Exercise instructions:
The required result is a copy of each line below in which "Default" appears.

================================

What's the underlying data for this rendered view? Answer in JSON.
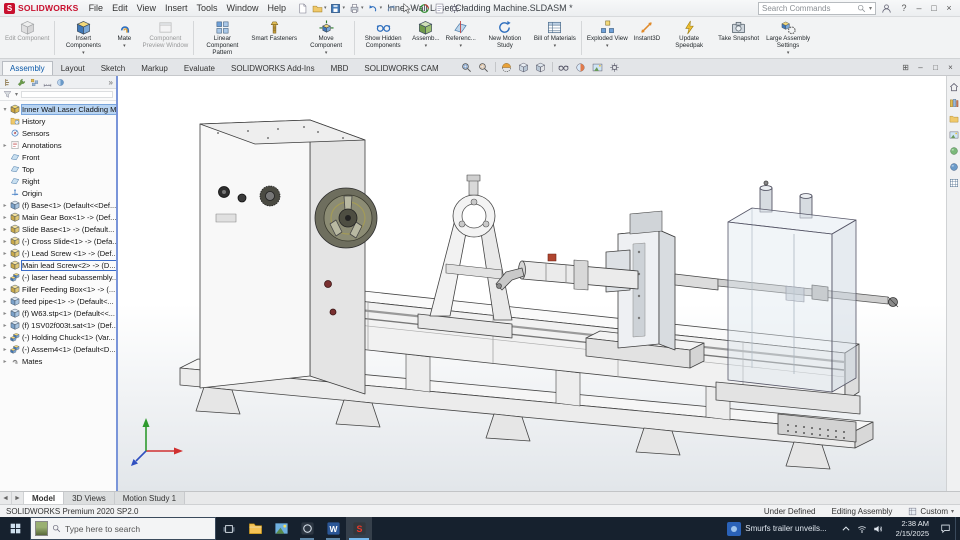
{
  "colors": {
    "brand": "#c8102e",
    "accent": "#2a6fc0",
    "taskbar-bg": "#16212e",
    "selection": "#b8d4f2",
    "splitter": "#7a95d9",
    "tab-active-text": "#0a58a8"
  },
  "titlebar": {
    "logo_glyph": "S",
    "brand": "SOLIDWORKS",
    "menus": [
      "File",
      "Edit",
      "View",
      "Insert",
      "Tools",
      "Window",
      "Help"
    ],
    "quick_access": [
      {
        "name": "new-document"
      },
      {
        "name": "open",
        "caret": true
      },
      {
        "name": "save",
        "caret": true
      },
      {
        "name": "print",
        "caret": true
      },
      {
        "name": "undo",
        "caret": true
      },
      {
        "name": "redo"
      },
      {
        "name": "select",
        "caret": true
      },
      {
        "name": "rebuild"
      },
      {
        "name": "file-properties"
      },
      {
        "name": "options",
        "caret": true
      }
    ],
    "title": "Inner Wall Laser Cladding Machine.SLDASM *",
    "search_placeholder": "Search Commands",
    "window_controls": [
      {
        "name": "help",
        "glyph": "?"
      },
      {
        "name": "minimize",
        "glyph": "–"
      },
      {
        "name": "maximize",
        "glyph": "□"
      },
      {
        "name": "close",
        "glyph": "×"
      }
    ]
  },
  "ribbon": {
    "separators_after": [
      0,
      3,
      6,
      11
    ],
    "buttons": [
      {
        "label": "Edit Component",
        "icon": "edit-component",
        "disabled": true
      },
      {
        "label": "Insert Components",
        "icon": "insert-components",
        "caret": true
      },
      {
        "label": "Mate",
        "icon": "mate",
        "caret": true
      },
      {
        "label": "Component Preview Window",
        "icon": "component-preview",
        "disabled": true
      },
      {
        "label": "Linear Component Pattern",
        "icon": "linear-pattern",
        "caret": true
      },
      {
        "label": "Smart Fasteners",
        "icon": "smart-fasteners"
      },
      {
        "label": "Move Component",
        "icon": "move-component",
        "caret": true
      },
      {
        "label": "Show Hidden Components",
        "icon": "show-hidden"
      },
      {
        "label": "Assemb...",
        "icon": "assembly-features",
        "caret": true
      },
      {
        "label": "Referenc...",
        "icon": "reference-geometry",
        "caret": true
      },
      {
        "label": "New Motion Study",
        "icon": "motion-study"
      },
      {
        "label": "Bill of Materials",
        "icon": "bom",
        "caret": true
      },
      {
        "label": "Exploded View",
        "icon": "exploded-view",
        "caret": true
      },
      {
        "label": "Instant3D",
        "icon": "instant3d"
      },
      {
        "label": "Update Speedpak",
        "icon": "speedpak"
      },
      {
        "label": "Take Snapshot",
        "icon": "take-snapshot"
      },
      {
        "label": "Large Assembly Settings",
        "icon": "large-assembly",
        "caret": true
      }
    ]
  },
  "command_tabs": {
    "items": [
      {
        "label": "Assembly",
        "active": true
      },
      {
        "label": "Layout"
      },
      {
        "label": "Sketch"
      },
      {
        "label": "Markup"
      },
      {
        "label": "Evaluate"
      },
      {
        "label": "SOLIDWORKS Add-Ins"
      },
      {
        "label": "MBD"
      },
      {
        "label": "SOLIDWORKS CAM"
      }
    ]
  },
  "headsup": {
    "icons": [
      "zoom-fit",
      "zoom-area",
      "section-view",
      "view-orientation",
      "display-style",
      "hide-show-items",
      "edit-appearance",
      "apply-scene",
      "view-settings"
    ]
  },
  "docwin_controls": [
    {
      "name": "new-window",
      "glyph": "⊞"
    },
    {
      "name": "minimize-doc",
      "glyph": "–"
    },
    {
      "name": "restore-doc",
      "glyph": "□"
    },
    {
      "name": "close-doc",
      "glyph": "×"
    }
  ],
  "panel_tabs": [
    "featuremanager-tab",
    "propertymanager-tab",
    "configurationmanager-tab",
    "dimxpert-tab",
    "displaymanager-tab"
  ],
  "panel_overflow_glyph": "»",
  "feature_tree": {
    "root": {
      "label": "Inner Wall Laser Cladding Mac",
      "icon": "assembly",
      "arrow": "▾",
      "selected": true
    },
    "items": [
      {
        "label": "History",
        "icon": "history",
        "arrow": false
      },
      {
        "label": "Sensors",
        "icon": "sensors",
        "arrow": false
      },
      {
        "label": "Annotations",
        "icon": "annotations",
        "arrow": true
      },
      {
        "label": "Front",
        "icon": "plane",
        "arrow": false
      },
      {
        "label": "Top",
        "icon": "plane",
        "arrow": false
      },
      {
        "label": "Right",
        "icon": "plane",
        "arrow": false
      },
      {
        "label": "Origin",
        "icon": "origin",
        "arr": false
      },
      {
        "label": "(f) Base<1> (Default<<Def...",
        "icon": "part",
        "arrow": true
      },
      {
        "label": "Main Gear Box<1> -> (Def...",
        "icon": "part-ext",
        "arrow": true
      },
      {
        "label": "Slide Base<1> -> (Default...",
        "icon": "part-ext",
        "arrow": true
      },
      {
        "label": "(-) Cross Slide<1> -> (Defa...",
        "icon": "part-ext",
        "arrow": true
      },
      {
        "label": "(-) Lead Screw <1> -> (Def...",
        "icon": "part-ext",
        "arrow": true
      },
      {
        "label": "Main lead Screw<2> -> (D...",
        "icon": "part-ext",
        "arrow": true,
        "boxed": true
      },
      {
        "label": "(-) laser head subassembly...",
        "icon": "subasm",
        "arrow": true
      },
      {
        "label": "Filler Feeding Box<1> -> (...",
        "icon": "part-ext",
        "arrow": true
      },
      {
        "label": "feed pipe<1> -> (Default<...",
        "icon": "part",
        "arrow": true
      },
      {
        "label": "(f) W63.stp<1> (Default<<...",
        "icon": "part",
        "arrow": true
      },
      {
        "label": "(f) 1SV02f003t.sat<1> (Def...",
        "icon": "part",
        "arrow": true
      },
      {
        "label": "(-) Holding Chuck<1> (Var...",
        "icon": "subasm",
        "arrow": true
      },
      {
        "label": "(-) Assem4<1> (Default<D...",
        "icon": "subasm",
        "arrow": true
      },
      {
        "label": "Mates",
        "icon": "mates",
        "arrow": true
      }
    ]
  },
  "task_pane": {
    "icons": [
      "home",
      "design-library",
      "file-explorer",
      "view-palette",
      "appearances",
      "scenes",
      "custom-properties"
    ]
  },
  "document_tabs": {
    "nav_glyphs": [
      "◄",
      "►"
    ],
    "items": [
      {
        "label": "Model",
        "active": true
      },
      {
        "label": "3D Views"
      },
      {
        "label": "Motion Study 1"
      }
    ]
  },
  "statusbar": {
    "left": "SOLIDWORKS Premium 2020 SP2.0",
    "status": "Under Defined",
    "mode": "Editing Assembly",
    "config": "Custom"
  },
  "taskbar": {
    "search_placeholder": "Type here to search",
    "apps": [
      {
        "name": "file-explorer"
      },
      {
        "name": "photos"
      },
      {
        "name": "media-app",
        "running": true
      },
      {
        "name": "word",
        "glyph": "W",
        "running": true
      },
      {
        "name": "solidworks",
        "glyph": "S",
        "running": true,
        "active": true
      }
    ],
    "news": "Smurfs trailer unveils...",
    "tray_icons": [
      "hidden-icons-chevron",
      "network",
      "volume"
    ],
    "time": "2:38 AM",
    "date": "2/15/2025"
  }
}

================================

The answer:
        "label": "(f) Base<1> (Default<<Def...",
        "label": "Slide Base<1> -> (Default...",
        "label": "feed pipe<1> -> (Default<...",
        "label": "(f) W63.stp<1> (Default<<...",
        "label": "(-) Assem4<1> (Default<D...",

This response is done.